Pull out every line from the listing that has the word "icon".
·····
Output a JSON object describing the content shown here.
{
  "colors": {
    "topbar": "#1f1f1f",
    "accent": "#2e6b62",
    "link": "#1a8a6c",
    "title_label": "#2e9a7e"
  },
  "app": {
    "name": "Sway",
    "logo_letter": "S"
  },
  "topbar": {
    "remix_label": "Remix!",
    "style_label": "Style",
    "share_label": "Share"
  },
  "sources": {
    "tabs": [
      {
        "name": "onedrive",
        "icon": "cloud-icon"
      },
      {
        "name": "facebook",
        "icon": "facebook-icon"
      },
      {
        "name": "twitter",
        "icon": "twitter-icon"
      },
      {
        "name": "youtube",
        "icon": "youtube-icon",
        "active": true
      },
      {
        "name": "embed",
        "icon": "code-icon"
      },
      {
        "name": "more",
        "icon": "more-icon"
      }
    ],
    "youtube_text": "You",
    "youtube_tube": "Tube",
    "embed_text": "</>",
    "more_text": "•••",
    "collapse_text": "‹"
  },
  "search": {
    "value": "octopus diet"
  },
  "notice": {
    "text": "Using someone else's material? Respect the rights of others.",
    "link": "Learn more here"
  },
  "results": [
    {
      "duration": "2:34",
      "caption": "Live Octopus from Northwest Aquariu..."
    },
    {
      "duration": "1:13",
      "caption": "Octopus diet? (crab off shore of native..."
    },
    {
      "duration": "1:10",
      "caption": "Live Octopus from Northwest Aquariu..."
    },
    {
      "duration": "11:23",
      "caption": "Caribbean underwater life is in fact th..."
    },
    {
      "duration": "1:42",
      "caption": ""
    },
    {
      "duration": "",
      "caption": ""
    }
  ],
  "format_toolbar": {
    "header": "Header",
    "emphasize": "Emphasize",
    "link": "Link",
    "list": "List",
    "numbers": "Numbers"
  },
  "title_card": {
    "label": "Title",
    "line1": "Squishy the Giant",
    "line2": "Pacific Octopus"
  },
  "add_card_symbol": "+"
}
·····
= ANSWER SPACE =
        "icon": "cloud-icon"
        "icon": "facebook-icon"
        "icon": "twitter-icon"
        "icon": "youtube-icon",
        "icon": "code-icon"
        "icon": "more-icon"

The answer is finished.